> Task objective:
Take every line in the entries that includes the word "card" and copy it.
====== Records for this task ======
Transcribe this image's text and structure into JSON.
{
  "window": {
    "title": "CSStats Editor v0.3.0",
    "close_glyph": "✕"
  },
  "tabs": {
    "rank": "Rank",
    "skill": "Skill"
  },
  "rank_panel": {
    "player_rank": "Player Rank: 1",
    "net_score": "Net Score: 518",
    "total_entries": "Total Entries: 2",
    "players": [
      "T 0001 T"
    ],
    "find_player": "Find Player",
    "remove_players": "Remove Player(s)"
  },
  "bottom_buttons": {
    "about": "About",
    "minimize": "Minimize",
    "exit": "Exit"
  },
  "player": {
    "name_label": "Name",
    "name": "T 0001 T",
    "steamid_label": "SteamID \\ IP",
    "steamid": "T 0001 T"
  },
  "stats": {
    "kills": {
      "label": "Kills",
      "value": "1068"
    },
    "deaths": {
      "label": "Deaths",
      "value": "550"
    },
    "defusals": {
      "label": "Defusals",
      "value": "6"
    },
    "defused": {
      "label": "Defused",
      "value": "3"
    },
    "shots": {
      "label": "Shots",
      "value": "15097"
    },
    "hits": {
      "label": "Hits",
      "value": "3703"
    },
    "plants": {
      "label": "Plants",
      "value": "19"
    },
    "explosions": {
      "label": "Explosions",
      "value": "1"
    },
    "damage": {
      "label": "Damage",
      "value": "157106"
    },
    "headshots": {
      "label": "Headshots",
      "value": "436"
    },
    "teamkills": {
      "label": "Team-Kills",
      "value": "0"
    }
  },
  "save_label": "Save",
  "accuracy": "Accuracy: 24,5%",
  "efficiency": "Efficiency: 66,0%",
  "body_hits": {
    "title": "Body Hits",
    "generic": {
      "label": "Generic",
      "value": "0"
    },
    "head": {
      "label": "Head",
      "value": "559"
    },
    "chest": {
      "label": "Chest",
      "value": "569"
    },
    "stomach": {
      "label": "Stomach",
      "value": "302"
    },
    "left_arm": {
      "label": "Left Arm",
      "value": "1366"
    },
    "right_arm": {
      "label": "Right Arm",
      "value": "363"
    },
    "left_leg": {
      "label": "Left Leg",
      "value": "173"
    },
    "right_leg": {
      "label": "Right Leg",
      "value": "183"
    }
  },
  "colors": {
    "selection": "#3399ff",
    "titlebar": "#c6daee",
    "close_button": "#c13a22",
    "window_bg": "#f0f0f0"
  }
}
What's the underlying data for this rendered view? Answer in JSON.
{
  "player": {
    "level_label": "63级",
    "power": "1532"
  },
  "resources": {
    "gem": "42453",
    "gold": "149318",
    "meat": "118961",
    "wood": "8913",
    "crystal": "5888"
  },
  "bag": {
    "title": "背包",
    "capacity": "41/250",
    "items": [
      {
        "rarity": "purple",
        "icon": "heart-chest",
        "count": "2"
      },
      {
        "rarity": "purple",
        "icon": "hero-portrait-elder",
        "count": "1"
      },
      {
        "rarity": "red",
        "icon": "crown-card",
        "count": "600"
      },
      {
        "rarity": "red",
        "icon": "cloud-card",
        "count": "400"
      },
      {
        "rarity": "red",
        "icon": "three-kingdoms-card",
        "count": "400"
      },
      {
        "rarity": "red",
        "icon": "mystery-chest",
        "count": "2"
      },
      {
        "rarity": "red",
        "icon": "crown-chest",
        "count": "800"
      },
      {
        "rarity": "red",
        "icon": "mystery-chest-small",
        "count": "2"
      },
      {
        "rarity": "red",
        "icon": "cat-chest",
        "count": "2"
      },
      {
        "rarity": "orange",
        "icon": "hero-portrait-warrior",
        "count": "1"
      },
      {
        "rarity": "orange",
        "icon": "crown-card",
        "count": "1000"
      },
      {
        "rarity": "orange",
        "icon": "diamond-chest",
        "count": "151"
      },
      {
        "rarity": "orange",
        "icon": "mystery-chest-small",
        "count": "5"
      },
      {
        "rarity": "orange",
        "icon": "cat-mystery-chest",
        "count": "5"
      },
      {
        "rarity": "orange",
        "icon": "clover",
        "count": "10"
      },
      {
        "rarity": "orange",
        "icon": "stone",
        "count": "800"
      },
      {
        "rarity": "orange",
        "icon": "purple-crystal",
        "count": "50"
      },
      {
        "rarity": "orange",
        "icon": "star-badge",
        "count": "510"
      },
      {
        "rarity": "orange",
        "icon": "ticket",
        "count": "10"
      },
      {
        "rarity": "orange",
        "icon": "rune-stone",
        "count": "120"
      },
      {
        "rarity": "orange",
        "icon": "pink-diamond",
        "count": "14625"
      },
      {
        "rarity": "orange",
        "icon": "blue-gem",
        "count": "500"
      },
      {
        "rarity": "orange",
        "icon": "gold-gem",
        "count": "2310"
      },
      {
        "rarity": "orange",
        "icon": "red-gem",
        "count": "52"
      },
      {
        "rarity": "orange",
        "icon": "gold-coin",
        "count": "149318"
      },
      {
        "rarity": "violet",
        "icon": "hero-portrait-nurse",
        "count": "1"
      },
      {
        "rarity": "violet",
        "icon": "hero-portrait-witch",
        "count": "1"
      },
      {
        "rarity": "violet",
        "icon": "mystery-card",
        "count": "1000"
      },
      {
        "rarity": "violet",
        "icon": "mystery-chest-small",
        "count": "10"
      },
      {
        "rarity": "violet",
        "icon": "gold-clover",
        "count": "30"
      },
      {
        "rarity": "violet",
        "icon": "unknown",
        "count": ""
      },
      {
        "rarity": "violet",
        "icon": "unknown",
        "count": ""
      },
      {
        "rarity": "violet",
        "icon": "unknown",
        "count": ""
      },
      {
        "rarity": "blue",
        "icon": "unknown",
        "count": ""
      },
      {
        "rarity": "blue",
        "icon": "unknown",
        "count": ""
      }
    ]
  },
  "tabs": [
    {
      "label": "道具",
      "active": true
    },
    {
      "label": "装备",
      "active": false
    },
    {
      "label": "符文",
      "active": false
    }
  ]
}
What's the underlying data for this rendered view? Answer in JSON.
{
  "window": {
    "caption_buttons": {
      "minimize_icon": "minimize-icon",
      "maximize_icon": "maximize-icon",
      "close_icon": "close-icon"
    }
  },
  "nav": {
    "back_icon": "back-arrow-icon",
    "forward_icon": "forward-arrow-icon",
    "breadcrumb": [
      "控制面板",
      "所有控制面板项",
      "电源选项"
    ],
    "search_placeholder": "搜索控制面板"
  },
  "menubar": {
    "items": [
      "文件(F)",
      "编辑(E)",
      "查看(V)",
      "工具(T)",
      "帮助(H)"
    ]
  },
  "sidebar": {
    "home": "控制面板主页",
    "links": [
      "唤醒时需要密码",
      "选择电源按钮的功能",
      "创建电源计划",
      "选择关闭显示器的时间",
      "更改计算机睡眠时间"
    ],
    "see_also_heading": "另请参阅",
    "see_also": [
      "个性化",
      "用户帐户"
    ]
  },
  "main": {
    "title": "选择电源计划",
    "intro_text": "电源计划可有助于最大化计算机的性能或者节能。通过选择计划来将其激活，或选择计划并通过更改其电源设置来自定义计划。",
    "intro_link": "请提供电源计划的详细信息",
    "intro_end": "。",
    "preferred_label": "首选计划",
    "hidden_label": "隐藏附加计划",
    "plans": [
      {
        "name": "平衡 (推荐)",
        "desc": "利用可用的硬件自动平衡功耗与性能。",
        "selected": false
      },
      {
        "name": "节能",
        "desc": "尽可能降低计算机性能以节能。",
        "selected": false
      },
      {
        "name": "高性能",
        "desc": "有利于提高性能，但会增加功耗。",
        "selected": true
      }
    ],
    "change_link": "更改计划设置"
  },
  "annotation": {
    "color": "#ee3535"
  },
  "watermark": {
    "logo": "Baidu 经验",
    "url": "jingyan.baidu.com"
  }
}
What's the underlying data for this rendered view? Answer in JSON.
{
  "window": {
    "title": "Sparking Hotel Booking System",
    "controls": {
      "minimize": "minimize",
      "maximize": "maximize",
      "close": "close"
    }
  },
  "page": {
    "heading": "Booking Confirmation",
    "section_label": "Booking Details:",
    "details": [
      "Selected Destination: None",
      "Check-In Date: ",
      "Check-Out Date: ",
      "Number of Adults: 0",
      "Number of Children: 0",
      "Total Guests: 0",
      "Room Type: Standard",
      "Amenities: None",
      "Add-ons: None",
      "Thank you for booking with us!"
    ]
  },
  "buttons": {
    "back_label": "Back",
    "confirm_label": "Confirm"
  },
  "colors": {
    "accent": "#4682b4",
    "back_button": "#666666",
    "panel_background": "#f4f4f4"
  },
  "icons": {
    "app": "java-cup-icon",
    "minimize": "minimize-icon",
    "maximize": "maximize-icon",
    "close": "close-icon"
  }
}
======
> Result below:
        "icon": "crown-card",
        "icon": "cloud-card",
        "icon": "three-kingdoms-card",
        "icon": "crown-card",
        "icon": "mystery-card",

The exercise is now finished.